▶ _The task_
Identify all lines in the data containing the string "icon". Copy them out.

☆ ☆ ☆ ☆ ☆ ☆ ☆

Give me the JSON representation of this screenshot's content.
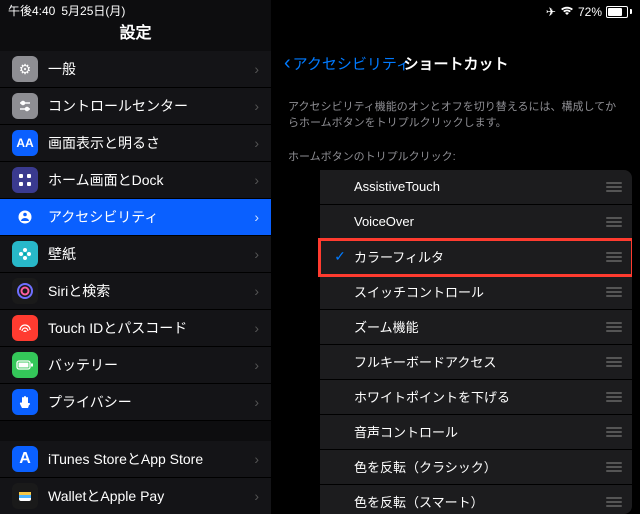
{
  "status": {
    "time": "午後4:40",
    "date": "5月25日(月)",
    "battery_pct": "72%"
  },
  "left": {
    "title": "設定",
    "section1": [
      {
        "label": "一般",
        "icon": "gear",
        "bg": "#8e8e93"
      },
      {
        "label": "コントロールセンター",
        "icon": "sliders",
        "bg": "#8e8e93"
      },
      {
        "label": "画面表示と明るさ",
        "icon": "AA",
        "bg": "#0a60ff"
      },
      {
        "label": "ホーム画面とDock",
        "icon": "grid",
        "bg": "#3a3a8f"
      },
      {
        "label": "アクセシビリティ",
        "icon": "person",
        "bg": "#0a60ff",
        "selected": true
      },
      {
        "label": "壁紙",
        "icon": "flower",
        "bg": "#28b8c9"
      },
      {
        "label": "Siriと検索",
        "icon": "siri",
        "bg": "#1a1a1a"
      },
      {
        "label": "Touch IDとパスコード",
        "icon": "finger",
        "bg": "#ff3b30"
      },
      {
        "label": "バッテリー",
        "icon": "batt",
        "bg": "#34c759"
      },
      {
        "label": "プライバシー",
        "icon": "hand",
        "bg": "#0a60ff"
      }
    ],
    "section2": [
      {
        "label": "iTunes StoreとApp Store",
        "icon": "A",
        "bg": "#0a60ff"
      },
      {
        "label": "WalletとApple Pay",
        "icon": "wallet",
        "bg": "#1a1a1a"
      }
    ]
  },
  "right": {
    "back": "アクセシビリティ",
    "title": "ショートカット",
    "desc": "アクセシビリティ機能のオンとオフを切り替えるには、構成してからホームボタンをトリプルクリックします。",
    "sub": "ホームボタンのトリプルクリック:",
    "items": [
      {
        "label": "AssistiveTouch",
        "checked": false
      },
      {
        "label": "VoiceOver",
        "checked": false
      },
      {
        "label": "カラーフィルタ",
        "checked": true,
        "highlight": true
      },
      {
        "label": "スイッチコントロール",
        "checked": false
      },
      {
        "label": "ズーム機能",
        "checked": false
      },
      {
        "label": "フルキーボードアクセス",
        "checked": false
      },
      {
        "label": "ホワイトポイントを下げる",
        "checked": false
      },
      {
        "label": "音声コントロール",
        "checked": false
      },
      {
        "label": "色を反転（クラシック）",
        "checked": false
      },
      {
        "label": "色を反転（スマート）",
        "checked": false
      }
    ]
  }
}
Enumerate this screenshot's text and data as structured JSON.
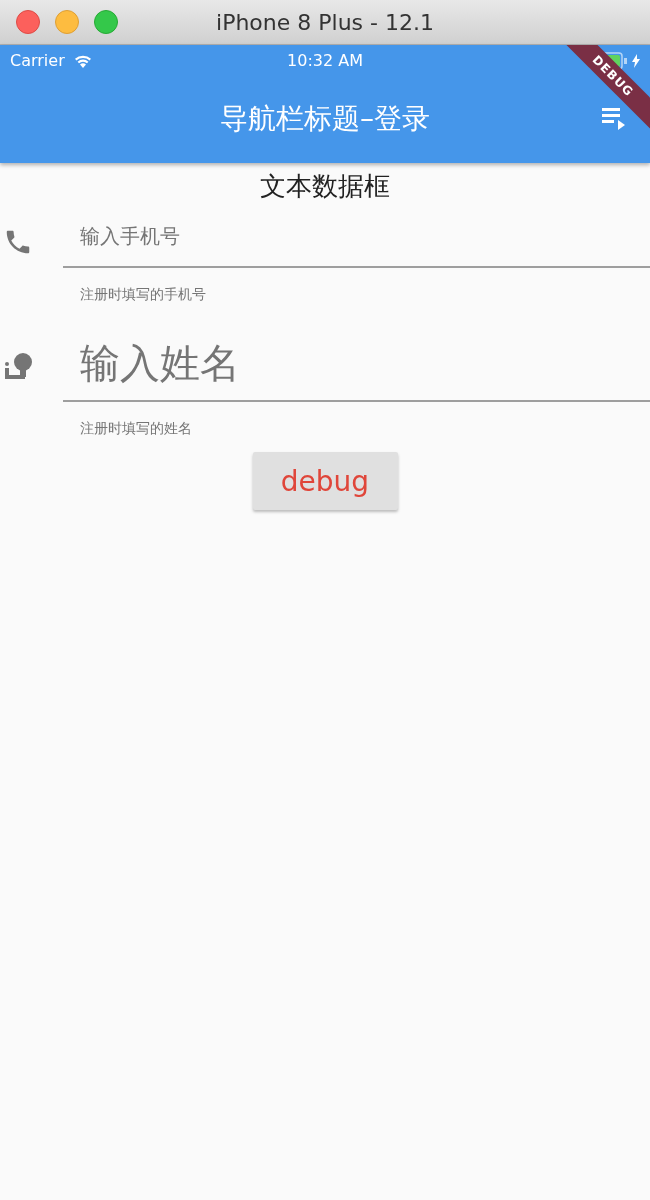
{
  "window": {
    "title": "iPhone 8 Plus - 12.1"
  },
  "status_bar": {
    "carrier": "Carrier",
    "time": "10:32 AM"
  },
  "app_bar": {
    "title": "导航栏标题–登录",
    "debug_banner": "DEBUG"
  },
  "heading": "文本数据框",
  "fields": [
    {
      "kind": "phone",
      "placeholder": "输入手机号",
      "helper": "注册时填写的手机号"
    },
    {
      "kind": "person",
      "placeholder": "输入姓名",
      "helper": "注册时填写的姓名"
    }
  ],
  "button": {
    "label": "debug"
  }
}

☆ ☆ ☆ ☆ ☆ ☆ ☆

▶ _Output below_
        "icon": "gear",
        "icon": "sliders",
        "icon": "AA",
        "icon": "grid",
        "icon": "person",
        "icon": "flower",
        "icon": "siri",
        "icon": "finger",
        "icon": "batt",
        "icon": "hand",
        "icon": "A",
        "icon": "wallet",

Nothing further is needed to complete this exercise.